A few years ago I wrote about a man named Earl in this blog who was the neighborhood homeless guy. He would come around once or twice a week looking to do yard work in return for a few bucks. He always worked hard and, though his efforts weren’t polished, they were thorough. He grew up in rural Mississippi where he learned all about work at a tender age and it didn’t seem to burden him. He never talked about his parents, but he did say that before he was out of grade school, his hopes and dreams had boiled down to this: if he had work that day, there would be food to eat, perhaps a place to stay, maybe some fun. He liked work.  ••• Education was a different story; he dropped out of school after the second grade. All it did was interfere with earning his food. There wasn’t much reason for a young Black guy to get educated at that time and in that place anyway. An education wouldn’t help him get sophisticated work, that wasn’t available to him. He wouldn’t gain anybody’s respect that way (far from it) or build a bright future with it. By the time I entered his life, he had lived for a long time in a world where writing had no place. He couldn’t read a note if I left one, or make plans a long time in advance, nor could he read the news. Yet he made this way of living work out, and he always knew what was going on.  ••• Soon after I met him, he brought a letter around for me to read out loud to him. It was a government form.This one was his least favorite recurring letter; a notification from some agency demanding that he pay long overdue child support to a former wife. The late fees alone were tremendous. Both his wife and child had disappeared from his life a long time back; his son would be forty yeAars old by now. One day the agency threatened to go into his bank account and garnish his wages. That got a good laugh out of him. We whooped over that letter for several days. The only way they could get their hands on that money was to send a person to stand at somebody’s door and snatch the ten bucks he had earned for mowing the yard.  ••• Another recurring letter he didn’t like came from union he had belonged to when he was a steel worker many years ago.These letters all said the same thing: yes he was owed money but they had lost track of the records they would need to issue him a check.
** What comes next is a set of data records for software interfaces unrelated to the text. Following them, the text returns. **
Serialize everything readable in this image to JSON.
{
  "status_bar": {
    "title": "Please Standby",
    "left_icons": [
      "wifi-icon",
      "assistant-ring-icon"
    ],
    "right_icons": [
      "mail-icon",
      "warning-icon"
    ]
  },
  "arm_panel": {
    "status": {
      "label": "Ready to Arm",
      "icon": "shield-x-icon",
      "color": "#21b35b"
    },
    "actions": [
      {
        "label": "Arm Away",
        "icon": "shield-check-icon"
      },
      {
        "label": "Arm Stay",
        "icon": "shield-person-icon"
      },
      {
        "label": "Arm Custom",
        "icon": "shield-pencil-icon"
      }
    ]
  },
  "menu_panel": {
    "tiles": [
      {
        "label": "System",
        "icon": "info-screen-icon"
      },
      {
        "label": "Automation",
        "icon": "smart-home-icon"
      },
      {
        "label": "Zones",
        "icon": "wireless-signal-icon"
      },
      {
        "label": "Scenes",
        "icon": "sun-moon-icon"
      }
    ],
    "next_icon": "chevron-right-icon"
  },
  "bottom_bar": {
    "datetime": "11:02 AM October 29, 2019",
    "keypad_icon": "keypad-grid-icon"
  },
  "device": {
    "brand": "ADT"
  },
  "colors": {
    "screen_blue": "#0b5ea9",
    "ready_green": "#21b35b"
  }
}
Of course they had. I got clear early along that the big decisions in his life were made by bureaucracies, run by middle class white people who lived in a world whose laws and customs were foreign to him. He couldn’t talk to them successfully without a translator. The only thing they could make clear to him was that they knew the rules and he didn’t. And when I began reading these letters to him they didn’t make sense to me either. I seldom had any good advice for him, seldom had any idea what wall had just fallen all over him.  ••• Earl had his ups and downs. Every one of the ups when I knew him involved a car. One day he appeared, not walking as usual, not even riding a bike, but in a car. This car and those that followed didn’t last long. They were broken when he got them. But he loved them and drove the neighborhood over and over in them feeling good. You should have seen the confidence and pride in his posture and his eyes at those moments. Now he had a place to stay at night, a place to eat his meals in, he could keep dry and warm in it, and he was relatively safe there. All the physical assaults he experienced on a semi- regular basis happened when he slept under bushes in parks or in cardboard boxes in a vacant lot. Occasionally he would disappear for a few days or even a few weeks, and when he returned he had stories of a hospital stay for a broken jaw or a stab wound, or a time in jail.Read More…